Dataset rows describing interfaces:
··········

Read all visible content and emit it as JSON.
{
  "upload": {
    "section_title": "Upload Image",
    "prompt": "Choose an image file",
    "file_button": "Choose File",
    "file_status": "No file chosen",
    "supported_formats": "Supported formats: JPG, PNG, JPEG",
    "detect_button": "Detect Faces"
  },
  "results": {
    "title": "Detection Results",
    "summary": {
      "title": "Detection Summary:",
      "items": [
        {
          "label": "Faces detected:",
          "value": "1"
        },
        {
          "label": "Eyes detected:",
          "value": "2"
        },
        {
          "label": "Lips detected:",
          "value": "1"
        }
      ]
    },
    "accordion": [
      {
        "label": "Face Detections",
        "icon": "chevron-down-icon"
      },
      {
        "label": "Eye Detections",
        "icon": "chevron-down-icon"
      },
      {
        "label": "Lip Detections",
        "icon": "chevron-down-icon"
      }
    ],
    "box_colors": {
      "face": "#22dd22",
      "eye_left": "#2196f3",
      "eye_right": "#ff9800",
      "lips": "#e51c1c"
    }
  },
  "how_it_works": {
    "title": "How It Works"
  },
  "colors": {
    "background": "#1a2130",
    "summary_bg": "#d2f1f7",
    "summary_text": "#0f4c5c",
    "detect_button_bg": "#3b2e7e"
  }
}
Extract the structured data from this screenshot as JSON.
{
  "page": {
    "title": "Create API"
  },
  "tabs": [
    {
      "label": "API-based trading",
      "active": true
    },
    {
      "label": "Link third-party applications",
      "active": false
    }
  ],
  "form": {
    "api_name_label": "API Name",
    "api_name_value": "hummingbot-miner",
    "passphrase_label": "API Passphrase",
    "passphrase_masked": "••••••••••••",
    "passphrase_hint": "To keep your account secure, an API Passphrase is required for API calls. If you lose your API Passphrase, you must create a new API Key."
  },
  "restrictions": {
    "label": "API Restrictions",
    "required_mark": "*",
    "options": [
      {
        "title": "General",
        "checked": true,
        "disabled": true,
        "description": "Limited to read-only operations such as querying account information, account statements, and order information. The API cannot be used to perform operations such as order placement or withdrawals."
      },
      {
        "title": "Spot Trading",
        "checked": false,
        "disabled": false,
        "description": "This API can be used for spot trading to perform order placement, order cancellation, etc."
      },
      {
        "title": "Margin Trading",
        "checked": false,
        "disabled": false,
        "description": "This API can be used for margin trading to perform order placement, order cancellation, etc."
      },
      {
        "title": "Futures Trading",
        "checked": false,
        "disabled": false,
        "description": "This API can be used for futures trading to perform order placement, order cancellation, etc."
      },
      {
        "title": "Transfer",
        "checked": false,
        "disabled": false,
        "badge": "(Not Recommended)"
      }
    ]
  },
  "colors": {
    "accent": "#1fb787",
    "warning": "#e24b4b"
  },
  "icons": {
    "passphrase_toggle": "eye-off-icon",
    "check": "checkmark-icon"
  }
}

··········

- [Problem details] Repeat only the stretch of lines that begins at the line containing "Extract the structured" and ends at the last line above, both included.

- [Answer space]
Extract the structured data from this screenshot as JSON.
{
  "page": {
    "title": "Create API"
  },
  "tabs": [
    {
      "label": "API-based trading",
      "active": true
    },
    {
      "label": "Link third-party applications",
      "active": false
    }
  ],
  "form": {
    "api_name_label": "API Name",
    "api_name_value": "hummingbot-miner",
    "passphrase_label": "API Passphrase",
    "passphrase_masked": "••••••••••••",
    "passphrase_hint": "To keep your account secure, an API Passphrase is required for API calls. If you lose your API Passphrase, you must create a new API Key."
  },
  "restrictions": {
    "label": "API Restrictions",
    "required_mark": "*",
    "options": [
      {
        "title": "General",
        "checked": true,
        "disabled": true,
        "description": "Limited to read-only operations such as querying account information, account statements, and order information. The API cannot be used to perform operations such as order placement or withdrawals."
      },
      {
        "title": "Spot Trading",
        "checked": false,
        "disabled": false,
        "description": "This API can be used for spot trading to perform order placement, order cancellation, etc."
      },
      {
        "title": "Margin Trading",
        "checked": false,
        "disabled": false,
        "description": "This API can be used for margin trading to perform order placement, order cancellation, etc."
      },
      {
        "title": "Futures Trading",
        "checked": false,
        "disabled": false,
        "description": "This API can be used for futures trading to perform order placement, order cancellation, etc."
      },
      {
        "title": "Transfer",
        "checked": false,
        "disabled": false,
        "badge": "(Not Recommended)"
      }
    ]
  },
  "colors": {
    "accent": "#1fb787",
    "warning": "#e24b4b"
  },
  "icons": {
    "passphrase_toggle": "eye-off-icon",
    "check": "checkmark-icon"
  }
}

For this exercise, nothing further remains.